▶ **WHAT YOU SHOULD DO**: If a line of the material holds the string "title", please copy it.

-- RECORDS PROVIDED follows --

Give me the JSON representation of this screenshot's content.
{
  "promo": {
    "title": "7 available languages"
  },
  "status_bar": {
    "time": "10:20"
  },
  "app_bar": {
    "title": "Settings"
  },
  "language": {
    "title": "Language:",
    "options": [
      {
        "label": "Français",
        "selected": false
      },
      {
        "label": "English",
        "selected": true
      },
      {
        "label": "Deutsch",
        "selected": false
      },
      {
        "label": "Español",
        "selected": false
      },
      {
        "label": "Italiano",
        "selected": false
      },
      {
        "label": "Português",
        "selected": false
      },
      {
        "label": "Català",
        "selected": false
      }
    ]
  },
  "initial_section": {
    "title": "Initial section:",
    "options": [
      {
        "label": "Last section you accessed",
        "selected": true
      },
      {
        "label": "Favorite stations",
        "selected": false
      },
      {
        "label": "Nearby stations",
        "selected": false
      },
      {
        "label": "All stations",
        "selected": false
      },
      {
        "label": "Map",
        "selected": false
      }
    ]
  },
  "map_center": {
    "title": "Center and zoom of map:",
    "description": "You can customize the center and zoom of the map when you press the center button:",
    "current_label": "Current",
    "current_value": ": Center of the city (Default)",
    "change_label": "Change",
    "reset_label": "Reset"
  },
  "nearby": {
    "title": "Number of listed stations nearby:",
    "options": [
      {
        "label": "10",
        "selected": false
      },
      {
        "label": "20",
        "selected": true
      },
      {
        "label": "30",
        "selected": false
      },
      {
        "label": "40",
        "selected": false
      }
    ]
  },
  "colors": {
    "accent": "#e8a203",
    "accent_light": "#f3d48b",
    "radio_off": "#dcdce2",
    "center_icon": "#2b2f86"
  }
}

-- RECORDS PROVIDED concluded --

▶ **EXERCISE SOLUTION**:
    "title": "7 available languages"
    "title": "Settings"
    "title": "Language:",
    "title": "Initial section:",
    "title": "Center and zoom of map:",
    "title": "Number of listed stations nearby:",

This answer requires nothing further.